  • Inupiat (an Inuit people)
  • Yupik

The Inupiaq & St. Lawrence Island Yupik live in a region that stretches from the St. Lawrence Island to the northern Canadian border and beyond. Their territory also includes most of the Brooks Range.Today, as in the past the food is determined by the region and season of the year.

The hunter/gatherer societies is based largely on an active subsistence hunting and traditional use of foods such as, berries, salmon, moose, whale, walrus, seal, duck, and other marine mammals to provide substantial portions of their diet.

  • Siberian Yupik
  • Yup'ik
    • Cup'ik

The Yup'ik & Cup’ik people, named after the two main dialects of the Yup’ik language, live in southwestern Alaska from Bristol Bay along the Bering Sea coast to Norton Sound. The availability of fish, game and plants determined the location of seasonal camps and villages.

Yup'ik & Cup’ik are hunters of moose, caribou, whale, walrus, seal and sea lions and harvest salmon and other fish from the Yukon, Kuskokwim and Nushagak rivers. Bird eggs, berries and roots help sustain people throughout the region.

The summer and fall seasons focus on gathering food and hunting while the winter season is for traditional ceremonies and festive events.

  • Sugpiaq (Alutiiq)(Alutiqu)
    • Chugach
    • Koniag

7. Aleut (in their own language they refer to themselves as Unangan)

The area stretching from Prince William Sound west along the Gulf of Alaska to the Aleutian Islands is home to the Aleut and Alutiiq peoples. The natural marine environment defines subsistence lifestyles and cultures that date back more than 8,000 years ago.

The Aleuts and the Alutiiq differ in language and culture but a commonality was created from the first contact with the Russians in the 18th century that is evident today.

The Alutiiq language, called Sugcestun or Alutiiq, is one of the Yupik branches of the Eskimo-Aleut language family.
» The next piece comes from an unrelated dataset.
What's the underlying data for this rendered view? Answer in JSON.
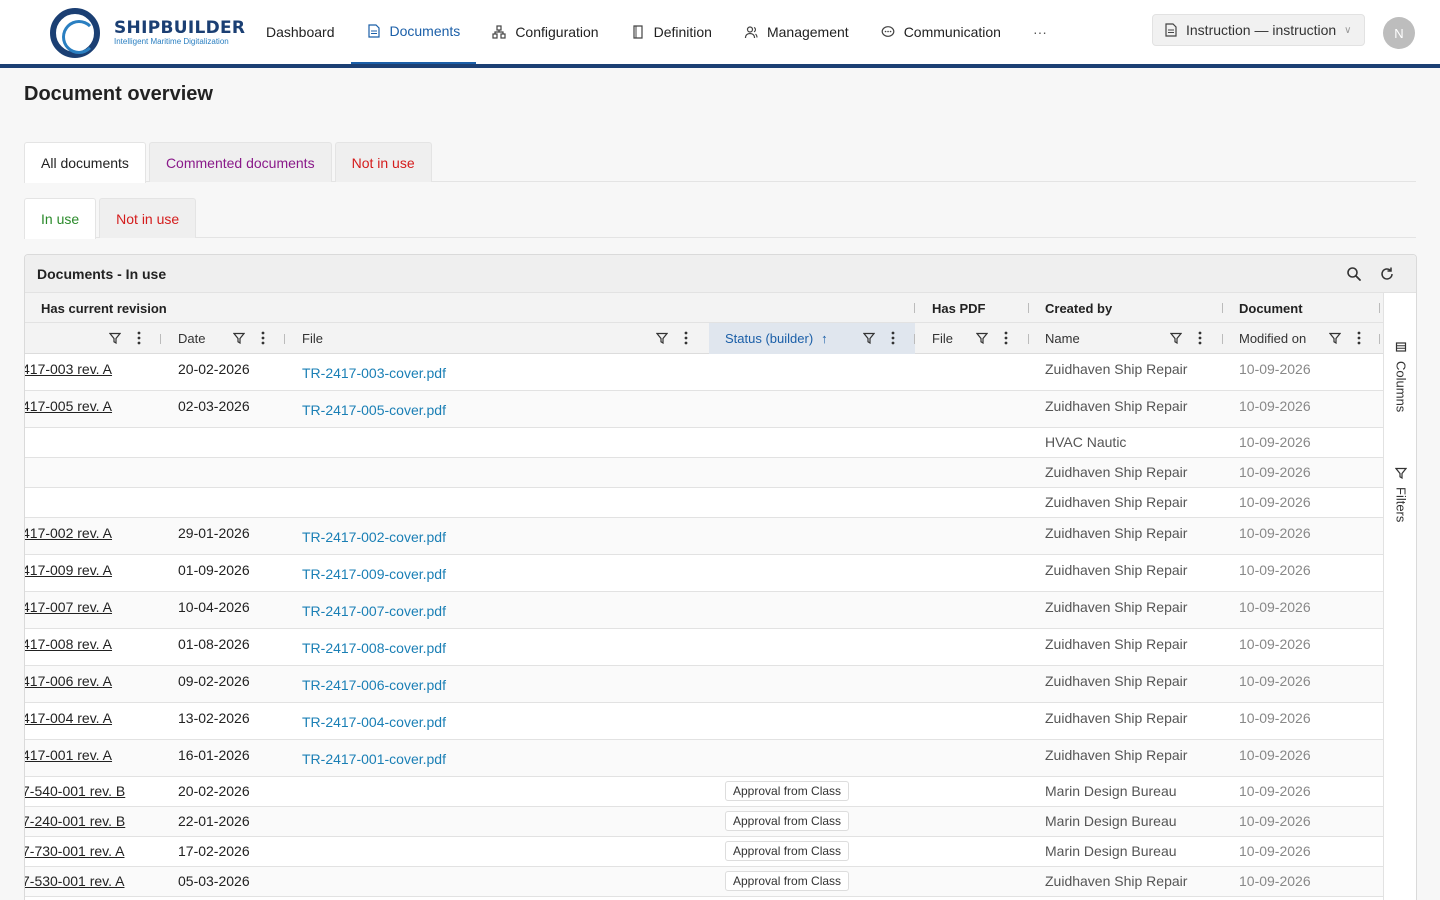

The Alutiiq are known for their skill in building and handling kayaks or baidarka, as the Russians called it.

The Aleut, also known as Unangan, are known for being expert boat builders and sailors and well known for their kayaks. The Aleut language, Unangax, also derives from the Esk-Aleut family.



Subcategories

Latest Articles:

Cup’ik and Yup’ik villages of AlaskaThe southwest Alaska Natives are named after the two main dialects of the Yup’ik language, known as Yup’ik and Cup’ik. The estimated population, at the time of contact, was: Nunivak 500, Yukon-Kuskokwim 13,000 and Bristol Bay 3,000.
Inuit hunters are falling through thinning iceInuit hunters are falling through thinning ice and dying. Dolphins are being spotted for the first time. There’s not enough snow to build igloos for shelter during hunts. As scientists work to establish the effect of global warming, explorers and hunters slogging across northern Canada and the Arctic ice cap on sled and foot are describing the realities they see on the ground.
Inupiaq and Saint Lawrence Island Yu’pikThe Inupiaq and the St. Lawrence Island Yupik People, or “Real People,” are still hunting and gathering societies. They continue to subsist on the land and sea of north and northwest Alaska. Their lives continue to evolve around the whale, walrus, seal, polar bear, caribou and fish.
The Eyak, Tlingit, Haida and Tsimshian share a common culture
There are three major Indian tribes in Alaska